Yesterday I hosed down a wasp’s hive that they built in the corner of my garage door, with its attendant seven or eight nurse wasps. Last year, they’d built hives in the corners of the house windows. It wasn’t a problem, but people usually don’t let this happen. I started the hose slow, and after a few passes of knocking the nurse wasps off, I turned on the jet and knocked the hive down.
The “girls” spent the rest of the day recovering, rescuing the larvae they could – I could only presume they were pulling them out of the husk, with the intense, careful work they were doing – and then they installed a new hive in the same place, with fewer cells. They’re back to tending it and sealing the larvae in. I think the ants took care of the rest of the non-viable hive, plus at least one wasp that appeared she didn’t make the dowsing.
I felt bad about it afterward. They’ve been rather peaceful – no threatening buzzing around humans. With the reduced size of the brood, I’ll leave the new one alone. They put a lot of work into it.
eHow used to have a good article on how the wasps made their hives, and I used to link to it, but eHow has now been taken over by people who want to kill everything. I’m so tired of this mentality, but it’s about selling a product.
Everything has its place, and it’s up to you to tolerate the tolerable. Not all insects will sting you, and you don’t need to control all “risk.”
This is a long-running “lifestyle” blog about the pleasures of living like a farm kid in an urban context. You’ll find a wide range of topics that pertain to food, crafts, energy efficiency, and DIY. There’s a big focus on ecology and wildlife because this has brought me a lot joy – but this is also the greatest potential we have of restoring some balance to nature where we live.

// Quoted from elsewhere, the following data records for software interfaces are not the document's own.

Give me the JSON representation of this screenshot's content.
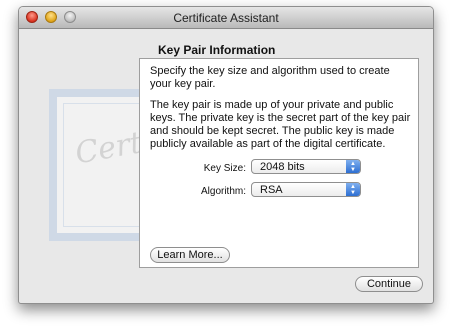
{
  "window": {
    "title": "Certificate Assistant"
  },
  "page": {
    "heading": "Key Pair Information",
    "paragraph1": "Specify the key size and algorithm used to create your key pair.",
    "paragraph2": "The key pair is made up of your private and public keys. The private key is the secret part of the key pair and should be kept secret. The public key is made publicly available as part of the digital certificate."
  },
  "form": {
    "key_size_label": "Key Size:",
    "key_size_value": "2048 bits",
    "algorithm_label": "Algorithm:",
    "algorithm_value": "RSA"
  },
  "buttons": {
    "learn_more": "Learn More...",
    "continue": "Continue"
  },
  "decoration": {
    "certificate_text": "Certif"
  }
}
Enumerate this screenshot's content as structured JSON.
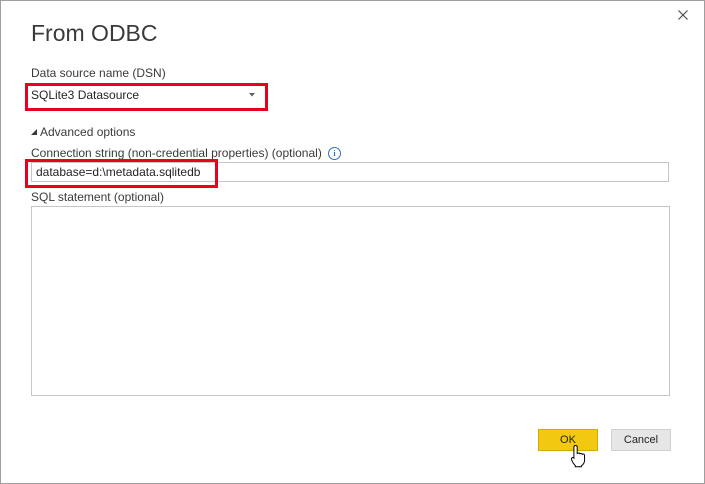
{
  "dialog": {
    "title": "From ODBC",
    "close_label": "×"
  },
  "dsn": {
    "label": "Data source name (DSN)",
    "selected": "SQLite3 Datasource"
  },
  "advanced": {
    "label": "Advanced options",
    "expanded": true
  },
  "connection_string": {
    "label": "Connection string (non-credential properties) (optional)",
    "value": "database=d:\\metadata.sqlitedb"
  },
  "sql_statement": {
    "label": "SQL statement (optional)",
    "value": ""
  },
  "buttons": {
    "ok": "OK",
    "cancel": "Cancel"
  },
  "colors": {
    "accent_ok": "#f2c811",
    "highlight_outline": "#e8001c",
    "info_icon": "#2e6fbf"
  },
  "icons": [
    "close-icon",
    "chevron-down-icon",
    "triangle-expanded-icon",
    "info-icon",
    "mouse-cursor-icon"
  ]
}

Given that, I’ve turned my attention to providing more content for people to switch traditional lawns over to native landscaping and green driveways and things that will support climate readiness, drought and flood-prevention, and increased habitat for biodiversity. Comments and questions are welcome!
If you’re in the Montreal region, you can also use my “Rewilding” service to landscape your property using native plants, convert to a green driveway, and prevent your windows from killing birds.
My mission is to engage you to appreciate ecological resilience and encourage you to take steps to live closer to the land. I want people to increase the beauty, biodiversity, and climate-change readiness our towns, cities, and regions. That begins with homeowners, small business owners – people who own property. Change the way we typically do things, and we change the world.